(Data records for software interfaces)

::::

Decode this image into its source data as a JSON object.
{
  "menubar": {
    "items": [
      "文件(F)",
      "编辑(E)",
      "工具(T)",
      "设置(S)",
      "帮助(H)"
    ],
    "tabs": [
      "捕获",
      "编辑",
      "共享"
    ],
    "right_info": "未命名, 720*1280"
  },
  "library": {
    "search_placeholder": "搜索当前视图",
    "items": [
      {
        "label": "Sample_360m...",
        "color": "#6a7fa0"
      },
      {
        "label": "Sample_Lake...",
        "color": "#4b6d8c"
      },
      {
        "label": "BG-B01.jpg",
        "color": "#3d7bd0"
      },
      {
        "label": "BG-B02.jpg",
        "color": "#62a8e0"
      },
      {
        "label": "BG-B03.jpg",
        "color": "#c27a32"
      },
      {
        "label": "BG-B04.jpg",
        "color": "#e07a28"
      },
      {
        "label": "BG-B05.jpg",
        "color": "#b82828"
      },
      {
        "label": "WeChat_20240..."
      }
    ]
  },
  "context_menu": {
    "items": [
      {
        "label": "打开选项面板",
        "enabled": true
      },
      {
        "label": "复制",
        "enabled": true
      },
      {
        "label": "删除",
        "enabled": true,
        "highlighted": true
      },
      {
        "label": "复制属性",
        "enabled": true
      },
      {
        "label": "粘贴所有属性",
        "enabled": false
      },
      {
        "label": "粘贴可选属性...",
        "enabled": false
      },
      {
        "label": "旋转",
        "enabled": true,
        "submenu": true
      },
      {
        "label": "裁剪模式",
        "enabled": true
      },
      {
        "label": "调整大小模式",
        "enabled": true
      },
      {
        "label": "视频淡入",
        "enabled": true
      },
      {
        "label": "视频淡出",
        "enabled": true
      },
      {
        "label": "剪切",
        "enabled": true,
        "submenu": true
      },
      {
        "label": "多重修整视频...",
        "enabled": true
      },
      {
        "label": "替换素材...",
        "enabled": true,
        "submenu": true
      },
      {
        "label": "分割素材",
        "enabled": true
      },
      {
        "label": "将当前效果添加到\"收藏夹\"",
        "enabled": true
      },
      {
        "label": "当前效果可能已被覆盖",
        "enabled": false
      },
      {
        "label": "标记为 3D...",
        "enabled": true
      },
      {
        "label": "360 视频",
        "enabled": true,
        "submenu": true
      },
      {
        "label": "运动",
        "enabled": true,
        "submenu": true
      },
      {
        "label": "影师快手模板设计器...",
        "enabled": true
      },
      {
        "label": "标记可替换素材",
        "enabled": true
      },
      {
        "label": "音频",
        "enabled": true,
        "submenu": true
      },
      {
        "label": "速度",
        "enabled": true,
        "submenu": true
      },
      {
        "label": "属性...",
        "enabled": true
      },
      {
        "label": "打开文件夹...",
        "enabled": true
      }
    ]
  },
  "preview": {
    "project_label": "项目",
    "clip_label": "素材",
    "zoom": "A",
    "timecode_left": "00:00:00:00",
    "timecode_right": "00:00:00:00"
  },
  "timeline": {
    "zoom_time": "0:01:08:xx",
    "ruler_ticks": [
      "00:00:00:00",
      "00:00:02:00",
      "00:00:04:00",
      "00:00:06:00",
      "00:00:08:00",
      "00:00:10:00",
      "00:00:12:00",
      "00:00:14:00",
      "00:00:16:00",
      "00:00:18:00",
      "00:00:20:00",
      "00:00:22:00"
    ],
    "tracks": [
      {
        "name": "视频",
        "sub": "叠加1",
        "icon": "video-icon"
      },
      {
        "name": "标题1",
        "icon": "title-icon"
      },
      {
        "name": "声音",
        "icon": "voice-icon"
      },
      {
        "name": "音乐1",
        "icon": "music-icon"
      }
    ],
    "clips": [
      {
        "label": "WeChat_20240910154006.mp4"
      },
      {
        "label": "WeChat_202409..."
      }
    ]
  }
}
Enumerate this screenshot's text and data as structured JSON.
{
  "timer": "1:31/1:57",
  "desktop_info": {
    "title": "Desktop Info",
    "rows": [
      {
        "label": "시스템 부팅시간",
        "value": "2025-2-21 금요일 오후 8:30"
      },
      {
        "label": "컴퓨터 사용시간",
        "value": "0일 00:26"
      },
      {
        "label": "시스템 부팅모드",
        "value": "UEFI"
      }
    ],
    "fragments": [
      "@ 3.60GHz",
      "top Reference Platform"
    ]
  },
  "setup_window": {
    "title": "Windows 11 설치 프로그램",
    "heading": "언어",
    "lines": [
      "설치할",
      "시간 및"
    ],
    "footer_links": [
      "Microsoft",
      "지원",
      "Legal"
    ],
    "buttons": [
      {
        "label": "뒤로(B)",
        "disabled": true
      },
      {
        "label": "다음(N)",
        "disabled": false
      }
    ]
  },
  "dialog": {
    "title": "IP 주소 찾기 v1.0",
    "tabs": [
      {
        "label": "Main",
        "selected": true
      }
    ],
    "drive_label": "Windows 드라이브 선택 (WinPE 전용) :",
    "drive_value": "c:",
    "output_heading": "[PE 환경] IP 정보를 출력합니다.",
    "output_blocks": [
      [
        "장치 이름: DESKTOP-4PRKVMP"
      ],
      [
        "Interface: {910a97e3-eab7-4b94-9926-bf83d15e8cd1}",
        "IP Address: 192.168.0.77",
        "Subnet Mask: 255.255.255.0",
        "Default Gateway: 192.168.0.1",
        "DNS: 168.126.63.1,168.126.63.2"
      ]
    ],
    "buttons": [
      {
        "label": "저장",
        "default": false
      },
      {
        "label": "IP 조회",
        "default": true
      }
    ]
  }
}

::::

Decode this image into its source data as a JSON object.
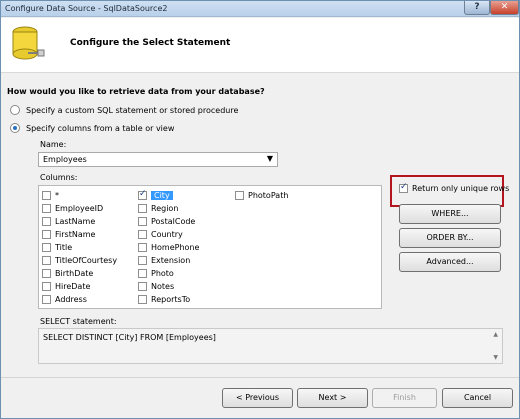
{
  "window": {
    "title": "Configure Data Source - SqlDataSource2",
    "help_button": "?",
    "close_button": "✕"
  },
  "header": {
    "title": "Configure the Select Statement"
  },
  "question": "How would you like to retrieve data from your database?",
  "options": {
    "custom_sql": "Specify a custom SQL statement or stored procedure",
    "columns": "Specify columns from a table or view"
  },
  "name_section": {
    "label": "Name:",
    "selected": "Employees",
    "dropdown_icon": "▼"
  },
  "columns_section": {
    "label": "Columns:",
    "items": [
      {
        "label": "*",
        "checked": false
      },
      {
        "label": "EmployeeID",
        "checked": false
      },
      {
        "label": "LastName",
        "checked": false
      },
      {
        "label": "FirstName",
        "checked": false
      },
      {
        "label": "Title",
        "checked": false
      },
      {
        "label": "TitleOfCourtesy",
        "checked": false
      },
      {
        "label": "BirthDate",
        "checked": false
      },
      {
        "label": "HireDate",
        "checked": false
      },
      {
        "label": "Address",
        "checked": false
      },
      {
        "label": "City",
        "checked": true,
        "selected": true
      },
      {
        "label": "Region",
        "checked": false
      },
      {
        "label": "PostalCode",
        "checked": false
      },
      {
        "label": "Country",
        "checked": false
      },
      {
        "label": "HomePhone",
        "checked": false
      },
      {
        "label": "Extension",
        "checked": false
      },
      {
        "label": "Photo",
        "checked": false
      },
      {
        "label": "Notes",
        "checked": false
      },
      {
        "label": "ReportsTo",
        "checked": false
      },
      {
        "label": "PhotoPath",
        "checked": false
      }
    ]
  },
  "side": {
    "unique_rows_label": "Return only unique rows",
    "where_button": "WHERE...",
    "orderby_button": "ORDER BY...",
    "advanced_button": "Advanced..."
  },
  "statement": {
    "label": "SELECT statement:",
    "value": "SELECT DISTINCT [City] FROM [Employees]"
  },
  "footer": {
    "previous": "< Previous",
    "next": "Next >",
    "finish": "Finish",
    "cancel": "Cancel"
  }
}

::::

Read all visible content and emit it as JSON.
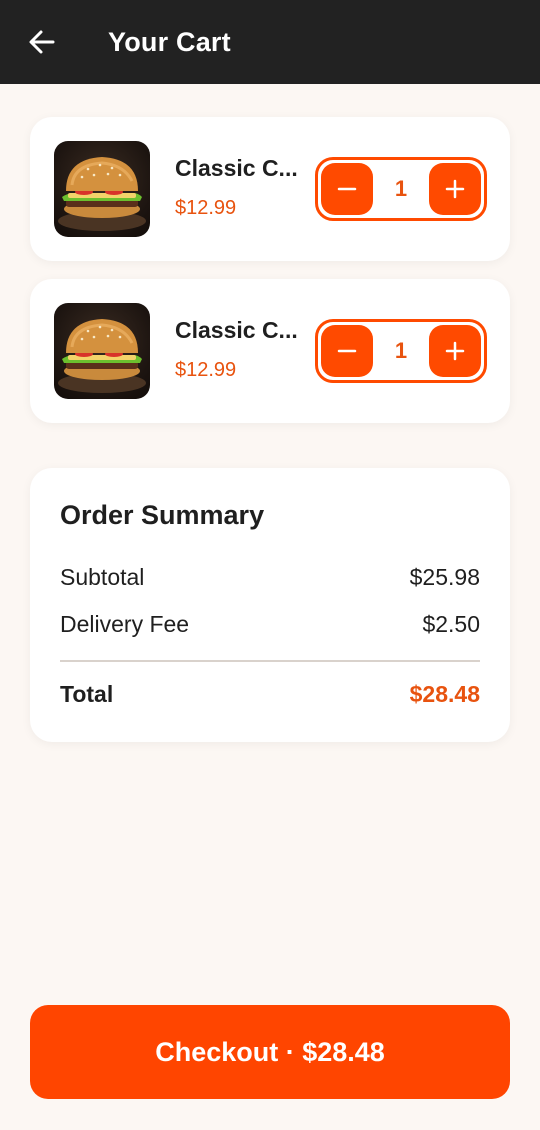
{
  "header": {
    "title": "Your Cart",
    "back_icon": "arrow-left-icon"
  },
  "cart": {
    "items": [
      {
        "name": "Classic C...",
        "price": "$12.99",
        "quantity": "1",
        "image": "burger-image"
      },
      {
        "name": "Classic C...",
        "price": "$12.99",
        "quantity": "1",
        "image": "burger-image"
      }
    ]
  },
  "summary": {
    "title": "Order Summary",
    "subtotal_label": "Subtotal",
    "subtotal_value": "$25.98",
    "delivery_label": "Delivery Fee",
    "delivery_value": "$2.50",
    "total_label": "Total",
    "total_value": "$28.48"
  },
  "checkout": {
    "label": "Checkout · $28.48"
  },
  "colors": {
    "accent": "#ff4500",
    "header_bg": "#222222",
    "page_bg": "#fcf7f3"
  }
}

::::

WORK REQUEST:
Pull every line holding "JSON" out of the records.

THE COMPLETED TASK:
Decode this image into its source data as a JSON object.
Enumerate this screenshot's text and data as structured JSON.
Decode this image into its source data as a JSON object.
Read all visible content and emit it as JSON.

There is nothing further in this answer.